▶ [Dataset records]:
++++++++
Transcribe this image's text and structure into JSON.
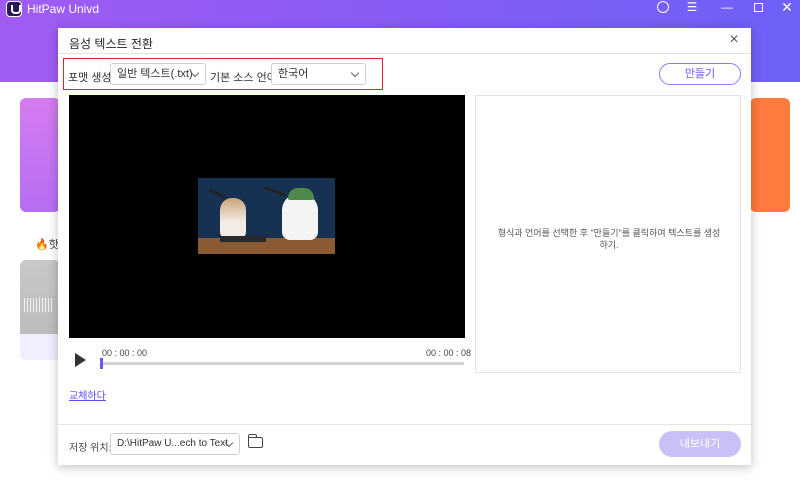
{
  "app": {
    "title": "HitPaw Univd",
    "hot_label": "핫"
  },
  "dialog": {
    "title": "음성 텍스트 전환",
    "close_symbol": "×"
  },
  "options": {
    "format_label": "포맷 생성:",
    "format_value": "일반 텍스트(.txt)",
    "language_label": "기본 소스 언어:",
    "language_value": "한국어"
  },
  "buttons": {
    "make": "만들기",
    "export": "내보내기",
    "replace": "교체하다"
  },
  "player": {
    "current_time": "00 : 00 : 00",
    "total_time": "00 : 00 : 08",
    "progress_fraction": 0
  },
  "text_panel": {
    "message": "형식과 언어를 선택한 후 \"만들기\"를 클릭하여 텍스트를 생성하기."
  },
  "save": {
    "label": "저장 위치:",
    "path": "D:\\HitPaw U...ech to Text"
  },
  "colors": {
    "accent": "#6b5bf2",
    "header_gradient_start": "#a05cf2",
    "header_gradient_end": "#6d61f7",
    "highlight_border": "#e0242e",
    "export_disabled": "#c9c0f7"
  },
  "icons": [
    "app-logo-icon",
    "user-icon",
    "menu-icon",
    "minimize-icon",
    "maximize-icon",
    "close-icon",
    "play-icon",
    "folder-icon",
    "chevron-down-icon",
    "flame-icon"
  ]
}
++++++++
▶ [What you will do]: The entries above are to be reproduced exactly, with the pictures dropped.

▶ [Solution for this exercise]:
Transcribe this image's text and structure into JSON.
{
  "app": {
    "title": "HitPaw Univd",
    "hot_label": "핫"
  },
  "dialog": {
    "title": "음성 텍스트 전환",
    "close_symbol": "×"
  },
  "options": {
    "format_label": "포맷 생성:",
    "format_value": "일반 텍스트(.txt)",
    "language_label": "기본 소스 언어:",
    "language_value": "한국어"
  },
  "buttons": {
    "make": "만들기",
    "export": "내보내기",
    "replace": "교체하다"
  },
  "player": {
    "current_time": "00 : 00 : 00",
    "total_time": "00 : 00 : 08",
    "progress_fraction": 0
  },
  "text_panel": {
    "message": "형식과 언어를 선택한 후 \"만들기\"를 클릭하여 텍스트를 생성하기."
  },
  "save": {
    "label": "저장 위치:",
    "path": "D:\\HitPaw U...ech to Text"
  },
  "colors": {
    "accent": "#6b5bf2",
    "header_gradient_start": "#a05cf2",
    "header_gradient_end": "#6d61f7",
    "highlight_border": "#e0242e",
    "export_disabled": "#c9c0f7"
  },
  "icons": [
    "app-logo-icon",
    "user-icon",
    "menu-icon",
    "minimize-icon",
    "maximize-icon",
    "close-icon",
    "play-icon",
    "folder-icon",
    "chevron-down-icon",
    "flame-icon"
  ]
}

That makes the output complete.